In theory, HDMI should provide a perfect single-cable connection for all AV devices that send high-definition audio and video over affordable, high-performance cables. It should be so simple and reliable that every consumer and retailer/installer happily accepts the fact that content sent via HDMI is often protected by copyright. In fact, the HDMI compatibility version of the audiovisual equipment is different, so you can connect the HDMI 1.1 first-generation Blu-ray player to the HDMI 1.2 version AV receiver, and then plug it into the new HDMI 1.3b video display device. The system may work on the first try, but because of these copy protection issues, you may later discover that there are intermittent issues (or no issues at all). These are due to handshake issues.

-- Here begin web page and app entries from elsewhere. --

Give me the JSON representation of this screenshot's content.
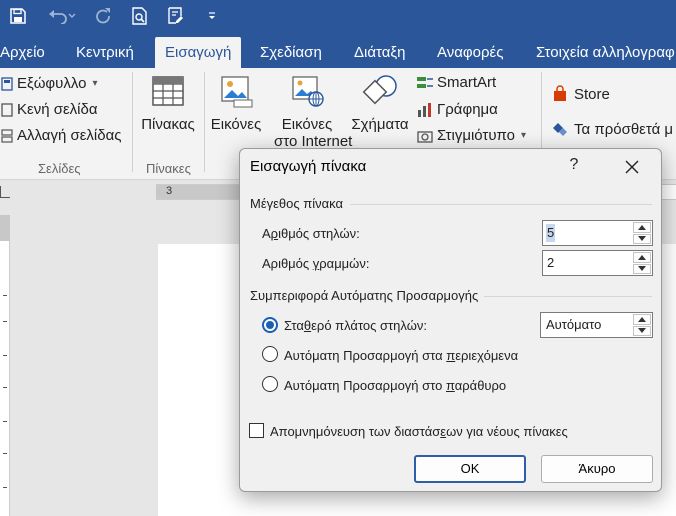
{
  "qat": {
    "save_icon": "save-icon",
    "undo_icon": "undo-icon",
    "redo_icon": "redo-icon",
    "print_preview_icon": "print-preview-icon",
    "form_icon": "form-icon",
    "customize_icon": "customize-icon"
  },
  "tabs": [
    {
      "label": "Αρχείο"
    },
    {
      "label": "Κεντρική"
    },
    {
      "label": "Εισαγωγή"
    },
    {
      "label": "Σχεδίαση"
    },
    {
      "label": "Διάταξη"
    },
    {
      "label": "Αναφορές"
    },
    {
      "label": "Στοιχεία αλληλογραφ"
    }
  ],
  "ribbon": {
    "pages": {
      "cover": "Εξώφυλλο",
      "blank": "Κενή σελίδα",
      "break": "Αλλαγή σελίδας",
      "group": "Σελίδες"
    },
    "tables": {
      "table": "Πίνακας",
      "group": "Πίνακες"
    },
    "illustrations": {
      "pictures": "Εικόνες",
      "online_1": "Εικόνες",
      "online_2": "στο Internet",
      "shapes": "Σχήματα",
      "smartart": "SmartArt",
      "chart": "Γράφημα",
      "screenshot": "Στιγμιότυπο"
    },
    "addins": {
      "store": "Store",
      "my_addins": "Τα πρόσθετά μ"
    }
  },
  "ruler": {
    "number": "3"
  },
  "dialog": {
    "title": "Εισαγωγή πίνακα",
    "help": "?",
    "table_size": "Μέγεθος πίνακα",
    "cols_label_pre": "Α",
    "cols_label_u": "ρ",
    "cols_label_post": "ιθμός στηλών:",
    "cols_value": "5",
    "rows_label_pre": "Αριθμός ",
    "rows_label_u": "γ",
    "rows_label_post": "ραμμών:",
    "rows_value": "2",
    "autofit": "Συμπεριφορά Αυτόματης Προσαρμογής",
    "fixed_pre": "Στα",
    "fixed_u": "θ",
    "fixed_post": "ερό πλάτος στηλών:",
    "fixed_value": "Αυτόματο",
    "contents_pre": "Αυτόματη Προσαρμογή στα ",
    "contents_u": "π",
    "contents_post": "εριεχόμενα",
    "window_pre": "Αυτόματη Προσαρμογή στο ",
    "window_u": "π",
    "window_post": "αράθυρο",
    "remember_pre": "Απομνημόνευση των διαστάσ",
    "remember_u": "ε",
    "remember_post": "ων για νέους πίνακες",
    "ok": "OK",
    "cancel": "Άκυρο"
  },
  "colors": {
    "accent": "#2b579a",
    "radio": "#1a5fb4"
  }
}
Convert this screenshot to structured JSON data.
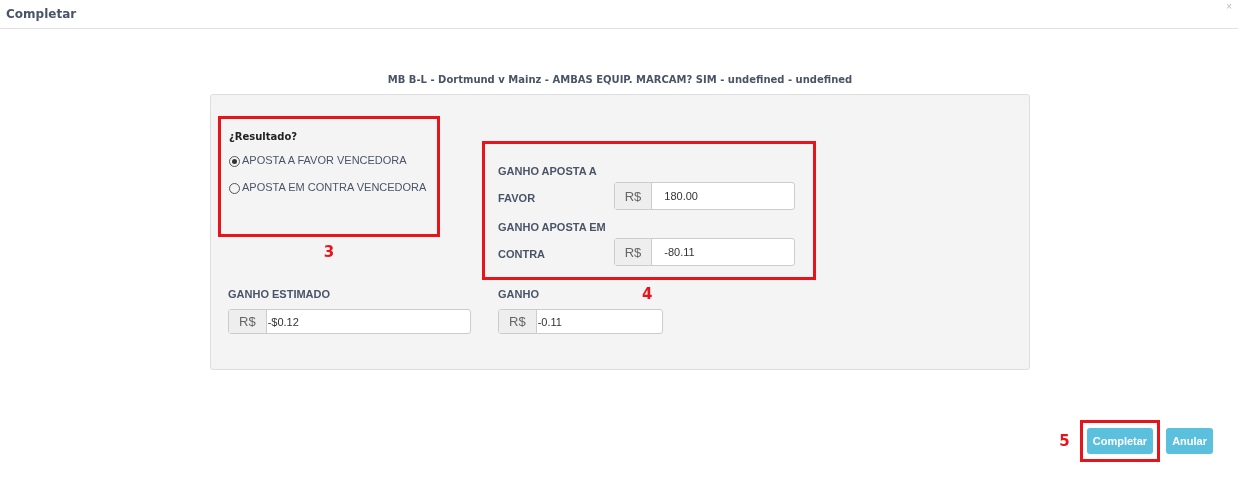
{
  "dialog": {
    "title": "Completar",
    "close": "×"
  },
  "match_title": "MB B-L - Dortmund v Mainz - AMBAS EQUIP. MARCAM? SIM - undefined - undefined",
  "result": {
    "question": "¿Resultado?",
    "annotation": "3",
    "options": [
      {
        "label": "APOSTA A FAVOR VENCEDORA",
        "selected": true
      },
      {
        "label": "APOSTA EM CONTRA VENCEDORA",
        "selected": false
      }
    ]
  },
  "bets": {
    "annotation": "4",
    "fields": [
      {
        "label": "GANHO APOSTA A FAVOR",
        "prefix": "R$",
        "value": "180.00"
      },
      {
        "label": "GANHO APOSTA EM CONTRA",
        "prefix": "R$",
        "value": "-80.11"
      }
    ]
  },
  "totals": [
    {
      "label": "GANHO ESTIMADO",
      "prefix": "R$",
      "value": "-$0.12"
    },
    {
      "label": "GANHO",
      "prefix": "R$",
      "value": "-0.11"
    }
  ],
  "buttons": {
    "annotation": "5",
    "items": [
      {
        "label": "Completar",
        "highlighted": true
      },
      {
        "label": "Anular",
        "highlighted": false
      }
    ]
  }
}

Note: Non-HDCP copy-protected components (such as DVD video players with HDMI or satellite receivers) rarely suffer from HDMI handshaking issues. The newer copyright-protected components are also better than the first-generation players with serious flaws.

1. Restart the gear. Surprisingly, this works. I hate the Indian guy who sounds like a cable company call center, but your home theater system is more and more like a computer, but it doesn’t restart as often as it used to. Sometimes, just a simple power cycle can solve your problem.

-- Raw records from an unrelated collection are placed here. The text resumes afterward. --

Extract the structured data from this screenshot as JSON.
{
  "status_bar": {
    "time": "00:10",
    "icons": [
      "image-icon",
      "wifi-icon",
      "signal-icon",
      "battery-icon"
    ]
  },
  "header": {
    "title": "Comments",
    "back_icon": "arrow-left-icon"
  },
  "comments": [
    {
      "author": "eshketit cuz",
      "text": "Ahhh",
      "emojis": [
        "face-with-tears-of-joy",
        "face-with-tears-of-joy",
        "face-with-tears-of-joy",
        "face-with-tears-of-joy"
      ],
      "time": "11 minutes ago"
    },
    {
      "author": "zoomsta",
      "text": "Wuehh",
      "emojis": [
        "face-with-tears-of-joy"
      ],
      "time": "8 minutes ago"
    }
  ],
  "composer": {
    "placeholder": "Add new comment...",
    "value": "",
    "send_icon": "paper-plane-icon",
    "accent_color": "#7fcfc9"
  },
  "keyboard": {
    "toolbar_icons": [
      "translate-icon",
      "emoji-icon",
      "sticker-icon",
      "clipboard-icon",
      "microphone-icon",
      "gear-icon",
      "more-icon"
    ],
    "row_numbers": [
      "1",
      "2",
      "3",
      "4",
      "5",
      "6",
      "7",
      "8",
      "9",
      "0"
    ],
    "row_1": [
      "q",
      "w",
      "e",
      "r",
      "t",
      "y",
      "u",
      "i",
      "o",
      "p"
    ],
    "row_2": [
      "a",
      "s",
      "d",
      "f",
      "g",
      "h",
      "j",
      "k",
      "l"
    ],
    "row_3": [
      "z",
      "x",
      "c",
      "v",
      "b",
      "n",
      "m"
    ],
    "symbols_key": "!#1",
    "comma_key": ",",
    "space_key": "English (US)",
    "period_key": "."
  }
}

2. Update the firmware. As HDMI compatibility issues prevent audio-visual manufacturers from working late at night, they need to download new firmware to solve the problem. A spinning DVD burned from a computer can make things perfect all at once.

3. Not all cables are equally divided. For long-distance operation (more than one or two meters), please use only high-quality HDMI cables. Some people are better than others.

4. Keep the system simple. Adding switchers and extra junk to HDMI-based systems will make things more likely to fail. Run audio and video from Blu-ray and other sources via HDMI to the HDMI input on the receiver, and then run from the receiver to the video display.

5. If there is a long HDMI cable between your receiver and the video monitor, please use an optical fiber cable. It is the best solution for performance and bandwidth, as well as for certain connection problems.

Deep Color is a future technology built into the HDMI specification. On HDMI 1.3b, 32-bit or even up to 48-bit video can be allowed through the HDMI cable. Note: There is currently no HDTV signal source that supports Deep Color.